Friday, February 15, 2019 - Updated: 12:35 pm
Wait, what? some people were asking. During his visit to the United Arab Emirates, Pope Francis signed a statement titled “A Document on Human Fraternity for World Peace and Living Together.” The other signer was one of the world’s most important Muslim leaders.
It addressed ways the world’s religions could work together for a better world, rather than making it worse by fighting. Most of it describes the world’s victims and what the religions together can do to help them. You can find it on the web by searching the title.
The pope and the imam spoke, for example, “In the name of the poor, the destitute, the marginalized and those most in need.” They noted that “God has commanded us to help (them) as a duty required of all persons, especially the wealthy and of means.” They spoke also “In the name of freedom, that God has given to all human beings creating them free and distinguishing them by this gift.”

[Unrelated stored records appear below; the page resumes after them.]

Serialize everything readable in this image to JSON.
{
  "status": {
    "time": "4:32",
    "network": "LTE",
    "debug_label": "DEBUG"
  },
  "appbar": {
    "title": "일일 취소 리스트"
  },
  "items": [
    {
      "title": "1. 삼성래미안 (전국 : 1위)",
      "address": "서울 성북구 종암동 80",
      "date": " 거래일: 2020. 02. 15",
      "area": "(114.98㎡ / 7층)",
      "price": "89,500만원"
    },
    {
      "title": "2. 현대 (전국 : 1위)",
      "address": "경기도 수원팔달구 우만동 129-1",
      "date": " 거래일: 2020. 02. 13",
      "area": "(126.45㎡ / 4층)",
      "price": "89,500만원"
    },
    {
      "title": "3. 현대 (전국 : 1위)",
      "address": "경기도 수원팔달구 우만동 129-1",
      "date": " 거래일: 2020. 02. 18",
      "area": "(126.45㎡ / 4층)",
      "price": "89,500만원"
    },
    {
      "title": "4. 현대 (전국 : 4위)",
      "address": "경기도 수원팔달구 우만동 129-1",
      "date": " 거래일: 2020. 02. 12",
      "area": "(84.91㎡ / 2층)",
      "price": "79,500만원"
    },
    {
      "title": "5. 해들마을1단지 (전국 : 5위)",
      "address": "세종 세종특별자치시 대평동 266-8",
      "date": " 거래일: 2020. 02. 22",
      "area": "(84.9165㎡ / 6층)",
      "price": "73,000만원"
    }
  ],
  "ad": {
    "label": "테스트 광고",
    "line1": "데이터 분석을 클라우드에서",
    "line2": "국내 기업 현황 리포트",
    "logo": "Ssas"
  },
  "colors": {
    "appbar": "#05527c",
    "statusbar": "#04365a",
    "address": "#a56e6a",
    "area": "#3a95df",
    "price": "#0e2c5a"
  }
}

Among other things, the statement strongly insisted that the world needs the family. It called the family “the fundamental nucleus of society and humanity (that) is essential in bringing children into the world, raising them, educating them, and providing them with solid moral formation and domestic security. To attack the institution of the family, to regard it with contempt or to doubt its important role, is one of the most threatening evils of our era.”
The pope and imam didn’t say anything the average religious person would object to. They were just making concrete the truth that hatred is bad, love is good. (I don’t mean that snarkily.) They admitted that religious people can hate as well as love.
Here’s the statement that got so much attention: “The pluralism and the diversity of religions, color, sex, race and language are willed by God in his wisdom, through which he created human beings.” God wants a diversity of religions? Hello?
Some people, including some Catholics, jumped on this to claim the pope had said every religion is as good as the others. That, of course, would directly deny Catholic teaching.
That’s not what the words mean, said theologian Chad Pecknold, who teaches at the Catholic University of America. He has been critical of Pope Francis in the past. Here he thinks the pope has been misunderstood.
Speaking to the Catholic Herald, he explained: “In the context of the document, the Holy Father is clearly referring not to the evil of many false religions, but positively refers to the diversity of religions only in the sense that they are evidence of our natural desire to know God.” He thinks the statement could have been more clearly written, and I agree.
The statement itself explained the words this way: “Freedom is a right of every person: each individual enjoys the freedom of belief, thought, expression and action. … This divine wisdom is the source from which the right to freedom of belief and the freedom to be different derives.” It declared that people shouldn’t be forced to accept a particular religion or culture.
Pecknold explained the explanation: “God wills that all men come to know him through the free choice of their will, and so it follows that a diversity of religions can be spoken about as permissively willed by God without denying the supernatural good of one true religion.”
I’d explain it a little differently than the professor does. God created man free to follow him or reject him. He knew that once man rejected him, things would go bad, but also good. New religions would develop, and they would get things wrong, but also things right. See what the church says about Islam in “Lumen Gentium” and “Nostra Aetate,” for an example of this.
The diversity of religions in 2019 is built into the loving Father’s creation of free people. Once Adam and Eve said, “Oh, cool, apples,” history was going to produce Hinduism, Buddhism, Islam and every other religion. For most people in them, their religion would be their only way to God. He would provide for them in his own way, as the church teaches.
In other words, it’s the astonishing gift of freedom that the statement affirms. A Catholic can affirm the diversity of religions as something God anticipated, knowing he’s got it covered.
Mills is working on a book on Catholic dying and death for Sophia Press. Find the Catholic Herald article at https://catholicherald.co.uk/news/2019/02/05/pope-signs-declaration-saying-god-wills-religions-pluralism-what-does-this-mean/.